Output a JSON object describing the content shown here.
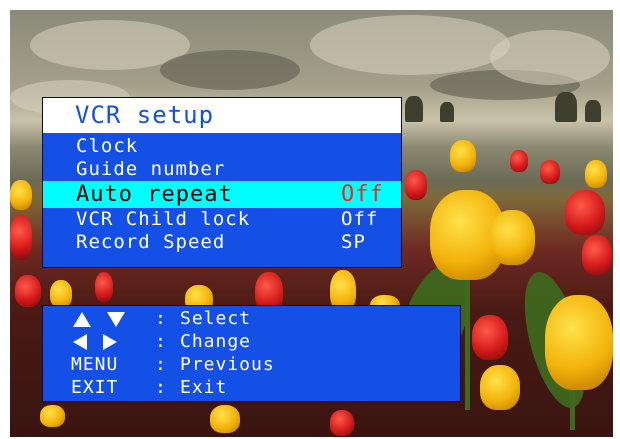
{
  "menu": {
    "title": "VCR setup",
    "items": [
      {
        "label": "Clock",
        "value": ""
      },
      {
        "label": "Guide number",
        "value": ""
      },
      {
        "label": "Auto repeat",
        "value": "Off",
        "selected": true
      },
      {
        "label": "VCR Child lock",
        "value": "Off"
      },
      {
        "label": "Record Speed",
        "value": "SP"
      }
    ]
  },
  "help": {
    "rows": [
      {
        "key_icons": [
          "triangle-up-icon",
          "triangle-down-icon"
        ],
        "separator": ":",
        "desc": "Select"
      },
      {
        "key_icons": [
          "triangle-left-icon",
          "triangle-right-icon"
        ],
        "separator": ":",
        "desc": "Change"
      },
      {
        "key": "MENU",
        "separator": ":",
        "desc": "Previous"
      },
      {
        "key": "EXIT",
        "separator": ":",
        "desc": "Exit"
      }
    ]
  },
  "colors": {
    "menu_background": "#1450e6",
    "title_background": "#ffffff",
    "title_text": "#1450e6",
    "highlight_background": "#00ffff",
    "highlight_value": "#ff2020",
    "text": "#ffffff"
  }
}
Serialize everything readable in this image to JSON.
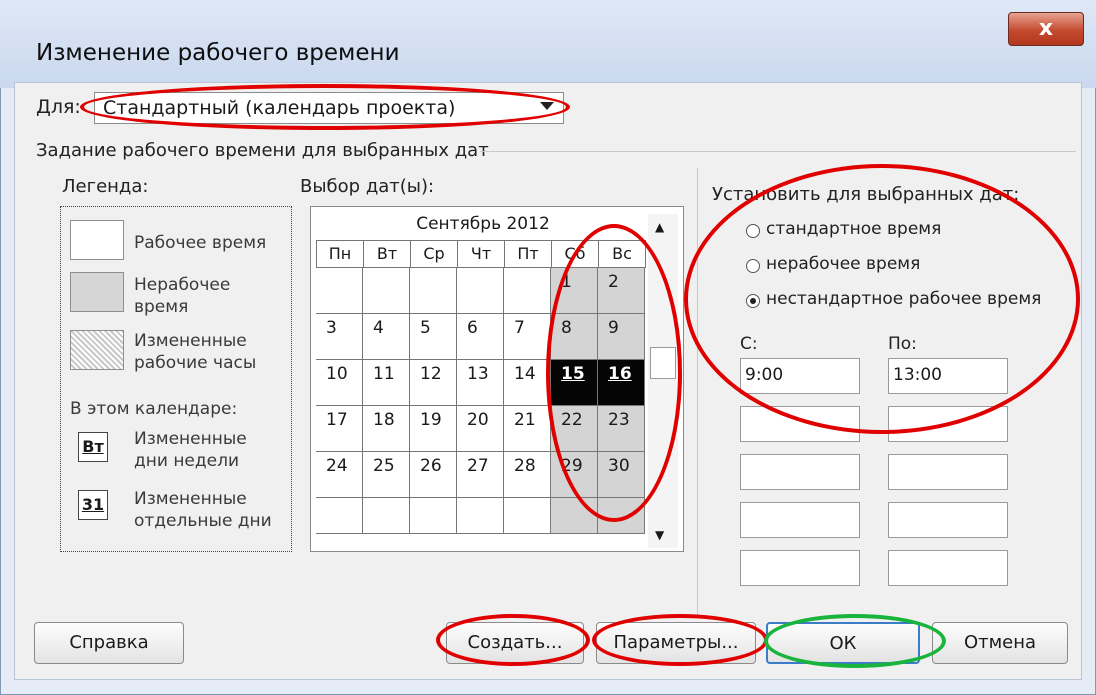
{
  "window": {
    "title": "Изменение рабочего времени",
    "close_glyph": "x"
  },
  "for_row": {
    "label": "Для:",
    "calendar_value": "Стандартный (календарь проекта)"
  },
  "group_title": "Задание рабочего времени для выбранных дат",
  "legend": {
    "title": "Легенда:",
    "items": [
      {
        "label_line1": "Рабочее время",
        "label_line2": ""
      },
      {
        "label_line1": "Нерабочее",
        "label_line2": "время"
      },
      {
        "label_line1": "Измененные",
        "label_line2": "рабочие часы"
      }
    ],
    "in_calendar_title": "В этом календаре:",
    "changed_weekdays": {
      "badge": "Вт",
      "line1": "Измененные",
      "line2": "дни недели"
    },
    "changed_days": {
      "badge": "31",
      "line1": "Измененные",
      "line2": "отдельные дни"
    }
  },
  "date_picker": {
    "label": "Выбор дат(ы):",
    "month": "Сентябрь 2012",
    "weekdays": [
      "Пн",
      "Вт",
      "Ср",
      "Чт",
      "Пт",
      "Сб",
      "Вс"
    ],
    "weeks": [
      [
        "",
        "",
        "",
        "",
        "",
        "1",
        "2"
      ],
      [
        "3",
        "4",
        "5",
        "6",
        "7",
        "8",
        "9"
      ],
      [
        "10",
        "11",
        "12",
        "13",
        "14",
        "15",
        "16"
      ],
      [
        "17",
        "18",
        "19",
        "20",
        "21",
        "22",
        "23"
      ],
      [
        "24",
        "25",
        "26",
        "27",
        "28",
        "29",
        "30"
      ],
      [
        "",
        "",
        "",
        "",
        "",
        "",
        ""
      ]
    ],
    "selected": [
      "15",
      "16"
    ]
  },
  "settings": {
    "title": "Установить для выбранных дат:",
    "options": [
      {
        "label": "стандартное время",
        "checked": false
      },
      {
        "label": "нерабочее время",
        "checked": false
      },
      {
        "label": "нестандартное рабочее время",
        "checked": true
      }
    ],
    "from_label": "С:",
    "to_label": "По:",
    "from_values": [
      "9:00",
      "",
      "",
      "",
      ""
    ],
    "to_values": [
      "13:00",
      "",
      "",
      "",
      ""
    ]
  },
  "buttons": {
    "help": "Справка",
    "create": "Создать...",
    "params": "Параметры...",
    "ok": "ОК",
    "cancel": "Отмена"
  },
  "colors": {
    "highlight_red": "#e00000",
    "highlight_green": "#19b43c",
    "selected_day": "#050505",
    "weekend": "#d4d4d4"
  }
}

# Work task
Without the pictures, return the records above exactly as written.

# Reply to the task
Output a JSON object describing the content shown here.
{
  "menu": {
    "title": "VCR setup",
    "items": [
      {
        "label": "Clock",
        "value": ""
      },
      {
        "label": "Guide number",
        "value": ""
      },
      {
        "label": "Auto repeat",
        "value": "Off",
        "selected": true
      },
      {
        "label": "VCR Child lock",
        "value": "Off"
      },
      {
        "label": "Record Speed",
        "value": "SP"
      }
    ]
  },
  "help": {
    "rows": [
      {
        "key_icons": [
          "triangle-up-icon",
          "triangle-down-icon"
        ],
        "separator": ":",
        "desc": "Select"
      },
      {
        "key_icons": [
          "triangle-left-icon",
          "triangle-right-icon"
        ],
        "separator": ":",
        "desc": "Change"
      },
      {
        "key": "MENU",
        "separator": ":",
        "desc": "Previous"
      },
      {
        "key": "EXIT",
        "separator": ":",
        "desc": "Exit"
      }
    ]
  },
  "colors": {
    "menu_background": "#1450e6",
    "title_background": "#ffffff",
    "title_text": "#1450e6",
    "highlight_background": "#00ffff",
    "highlight_value": "#ff2020",
    "text": "#ffffff"
  }
}
Serialize everything readable in this image to JSON.
{
  "window": {
    "title": "Изменение рабочего времени",
    "close_glyph": "x"
  },
  "for_row": {
    "label": "Для:",
    "calendar_value": "Стандартный (календарь проекта)"
  },
  "group_title": "Задание рабочего времени для выбранных дат",
  "legend": {
    "title": "Легенда:",
    "items": [
      {
        "label_line1": "Рабочее время",
        "label_line2": ""
      },
      {
        "label_line1": "Нерабочее",
        "label_line2": "время"
      },
      {
        "label_line1": "Измененные",
        "label_line2": "рабочие часы"
      }
    ],
    "in_calendar_title": "В этом календаре:",
    "changed_weekdays": {
      "badge": "Вт",
      "line1": "Измененные",
      "line2": "дни недели"
    },
    "changed_days": {
      "badge": "31",
      "line1": "Измененные",
      "line2": "отдельные дни"
    }
  },
  "date_picker": {
    "label": "Выбор дат(ы):",
    "month": "Сентябрь 2012",
    "weekdays": [
      "Пн",
      "Вт",
      "Ср",
      "Чт",
      "Пт",
      "Сб",
      "Вс"
    ],
    "weeks": [
      [
        "",
        "",
        "",
        "",
        "",
        "1",
        "2"
      ],
      [
        "3",
        "4",
        "5",
        "6",
        "7",
        "8",
        "9"
      ],
      [
        "10",
        "11",
        "12",
        "13",
        "14",
        "15",
        "16"
      ],
      [
        "17",
        "18",
        "19",
        "20",
        "21",
        "22",
        "23"
      ],
      [
        "24",
        "25",
        "26",
        "27",
        "28",
        "29",
        "30"
      ],
      [
        "",
        "",
        "",
        "",
        "",
        "",
        ""
      ]
    ],
    "selected": [
      "15",
      "16"
    ]
  },
  "settings": {
    "title": "Установить для выбранных дат:",
    "options": [
      {
        "label": "стандартное время",
        "checked": false
      },
      {
        "label": "нерабочее время",
        "checked": false
      },
      {
        "label": "нестандартное рабочее время",
        "checked": true
      }
    ],
    "from_label": "С:",
    "to_label": "По:",
    "from_values": [
      "9:00",
      "",
      "",
      "",
      ""
    ],
    "to_values": [
      "13:00",
      "",
      "",
      "",
      ""
    ]
  },
  "buttons": {
    "help": "Справка",
    "create": "Создать...",
    "params": "Параметры...",
    "ok": "ОК",
    "cancel": "Отмена"
  },
  "colors": {
    "highlight_red": "#e00000",
    "highlight_green": "#19b43c",
    "selected_day": "#050505",
    "weekend": "#d4d4d4"
  }
}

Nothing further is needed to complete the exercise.